a better job in filling up their campsites than those "caddy camps" that
some Councils have built to attract and bring back their Scouts!
Day Camp is FINE for Cub Scouts. Overnight camp isn't, in my opinion.
And Professor Beaver (Mike Bowman) added:
>I tend to agree with Patrick. You must have had some bad experiences
>with Cub resident camps stealing the show from an early stage to worry
>that they detract from boys latter attending Scout resident camps.
No; I have always been part of local Councils (with the exception of the
present one, Buffalo Trace) who do Cub Day Camp separate for Wolves and
Bears in the local communities; WEBELOS (or "Akela") Camp for the WEBELOS
Cub Scouts, which are resident in nature; and regular Boy Scout summer camp

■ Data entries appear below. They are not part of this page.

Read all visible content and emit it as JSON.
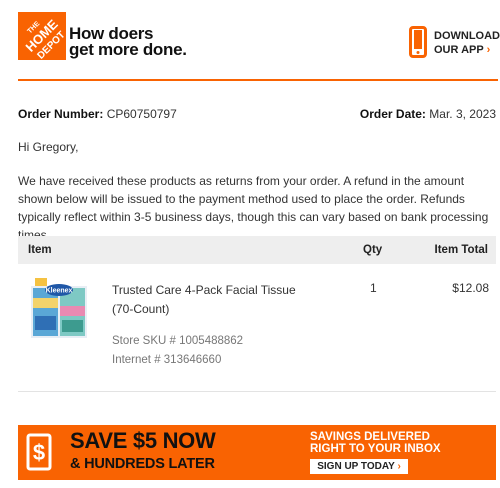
{
  "brand": {
    "logo_text": "THE HOME DEPOT",
    "tagline_line1": "How doers",
    "tagline_line2": "get more done.",
    "color": "#f96302"
  },
  "app_link": {
    "line1": "DOWNLOAD",
    "line2": "OUR APP",
    "chevron": "›",
    "icon": "phone-icon"
  },
  "order": {
    "number_label": "Order Number:",
    "number_value": "CP60750797",
    "date_label": "Order Date:",
    "date_value": "Mar. 3, 2023"
  },
  "greeting": "Hi Gregory,",
  "message": "We have received these products as returns from your order. A refund in the amount shown below will be issued to the payment method used to place the order. Refunds typically reflect within 3-5 business days, though this can vary based on bank processing times.",
  "table": {
    "headers": {
      "item": "Item",
      "qty": "Qty",
      "total": "Item Total"
    },
    "rows": [
      {
        "name": "Trusted Care 4-Pack Facial Tissue (70-Count)",
        "qty": "1",
        "total": "$12.08",
        "sku": "Store SKU # 1005488862",
        "internet": "Internet # 313646660",
        "image": "tissue-box-image"
      }
    ]
  },
  "promo": {
    "headline1": "SAVE $5 NOW",
    "headline2": "& HUNDREDS LATER",
    "sub_line1": "SAVINGS DELIVERED",
    "sub_line2": "RIGHT TO YOUR INBOX",
    "cta": "SIGN UP TODAY",
    "cta_chevron": "›",
    "icon": "dollar-icon"
  }
}
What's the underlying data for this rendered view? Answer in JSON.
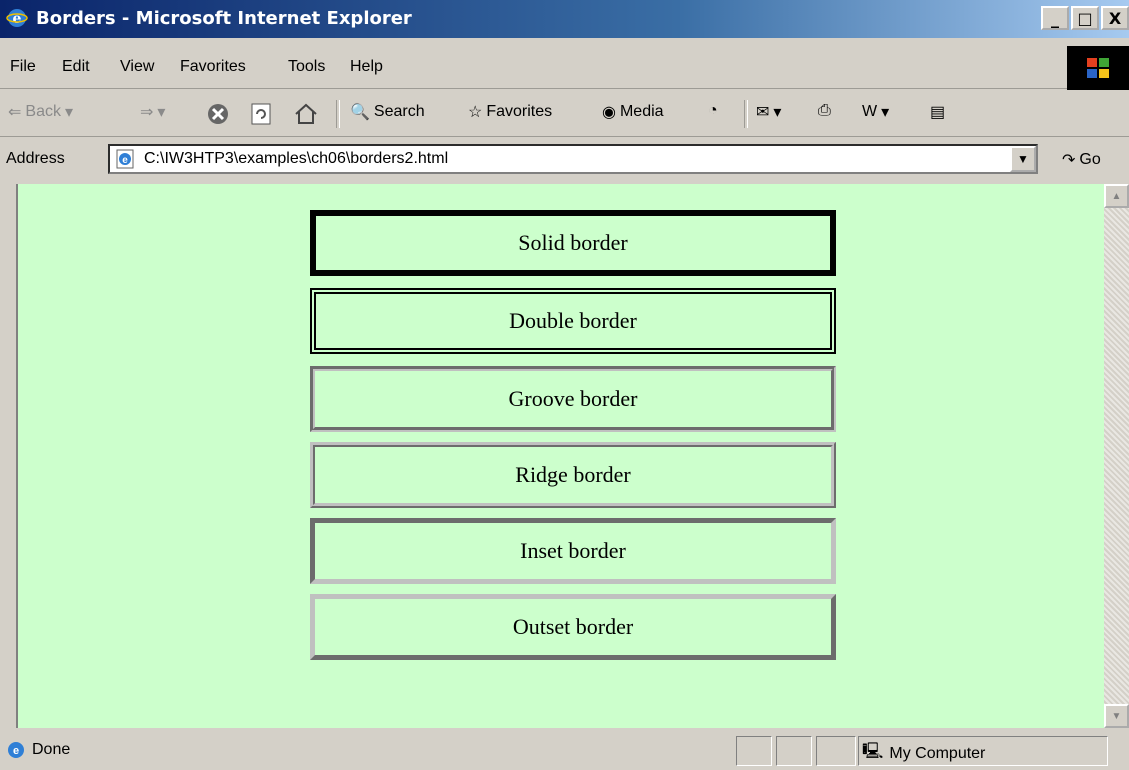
{
  "window": {
    "title": "Borders - Microsoft Internet Explorer",
    "background_text": "borders2.html",
    "buttons": {
      "minimize": "_",
      "maximize": "□",
      "close": "X"
    }
  },
  "menu": [
    "File",
    "Edit",
    "View",
    "Favorites",
    "Tools",
    "Help"
  ],
  "toolbar": {
    "back": "Back",
    "search": "Search",
    "favorites": "Favorites",
    "media": "Media"
  },
  "address": {
    "label": "Address",
    "url": "C:\\IW3HTP3\\examples\\ch06\\borders2.html",
    "go": "Go"
  },
  "boxes": [
    {
      "label": "Solid border",
      "style": "solid"
    },
    {
      "label": "Double border",
      "style": "double"
    },
    {
      "label": "Groove border",
      "style": "groove"
    },
    {
      "label": "Ridge border",
      "style": "ridge"
    },
    {
      "label": "Inset border",
      "style": "inset"
    },
    {
      "label": "Outset border",
      "style": "outset"
    }
  ],
  "status": {
    "text": "Done",
    "zone": "My Computer"
  },
  "colors": {
    "page_background": "#ccffcc",
    "titlebar_start": "#0a246a",
    "chrome": "#d4d0c8"
  }
}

for Boy Scouts.
My contention is that Cub Scouts should not be exposed to resident camp
until they become WEBELOS Cub Scouts, so that they will have something to
look forward to and WANT to become Boy Scouts. Right now, we have so many
WEBELOS Cub Scouts that upon graduation to a Boy Scout Troop, looks around
and says after a short time "Is this ALL?
I've been short-term camping with the WEBELOS. I've been to a camporee with
the WEBELOS. I've been to their (lame) summer camp already. What else IS
The next thing we know, he's out the door before he's First Class. A lot of
them don't wait THAT long, and find other interests.
So, unless the PROGRAM of that Troop addresses those "new Scouts" that come
in from WEBELOS with strong outdoor programs, many of those former WEBELOS
Cub Scouts will wonder "Why did I graduate? Why didn't I just stay in the
Den until I turned 11??"
>Instead of generalizing I would go only so far as to say that a Council
>must be careful to make sure that both of its Cub and Boy Scout resident
>camps offer the best possible program and in a progression that
>encourages returns to get more of the adventure and challenges.
I agree with you, Mike. I think that local Councils need to address the
program concerns of ALL segments (how many local Councils address Exploring
outdoor activities??) of their operation. Most Councils have a staff
member, usually a senior Field, District or Exploring Director that serves
as the camping programs director as an multiple job. That person should be
taking a look at the total outdoor picture and not just the "needs of the
Boy Scouting" element of the local Council.
>Not every Council will have this luxury and some tailoring can always be
>done to give variety in stages. I've been around other Councils that do
>a good job in this area over the years as well. I guess I'd suggest
>being careful not to over generalize.
In answering BigEd's posting, Mike, I had to generalize somewhat because I'm
not totally aware of all of the programs within the Atlanta Area Council
as Jeff Glaze would be, being there or like Ed has observing it from the
outside. I did agree with a lot of what Ed stated. My purpose in my
response was to explain in some detail why local Councils "circulate" their
entry-level pros through the camping operation and why that's important to
their professional development and to the overall good of the Council's
programming. Also, I wanted to let others know that there are some
professionals out there that have taken summer camp assignment and have done
some SUPER things with it, which in some cases have forced the local
Council's leadership to reconsider closing or scaling back camping operations.
It takes not just the professional, though, as we both know, to make that
difference in our camping operations. It takes the involvement of
unit-level leaders and their adult advisors, coaches and Scoutmasters to
make the camping program responsive to their needs.
I just guess I'm a old "fuddy-duddy" when it comes to Cub resident camping.
I don't feel that Wolf and Bear Cubs should be doing overnight camping
except with Mom and Dad and maybe with their friends in the
neighborhood behind someone's home!!
Thanks, both of you, for your comments and for responding to my comments!
(c) 1997 Mike Walton ("no such thing as strong coffee,...") (502) 827-9201
(settummanque, the blackeagle) http://dynasty.net/users/blkeagle
241 Fairview Dr., Henderson, KY 42420-4339 email@example.com
firstname.lastname@example.org or email@example.com
---- FORWARD in service to youth ----
Terry Howerton Sakima Group, Inc. SCOUTER Magazine Kansas City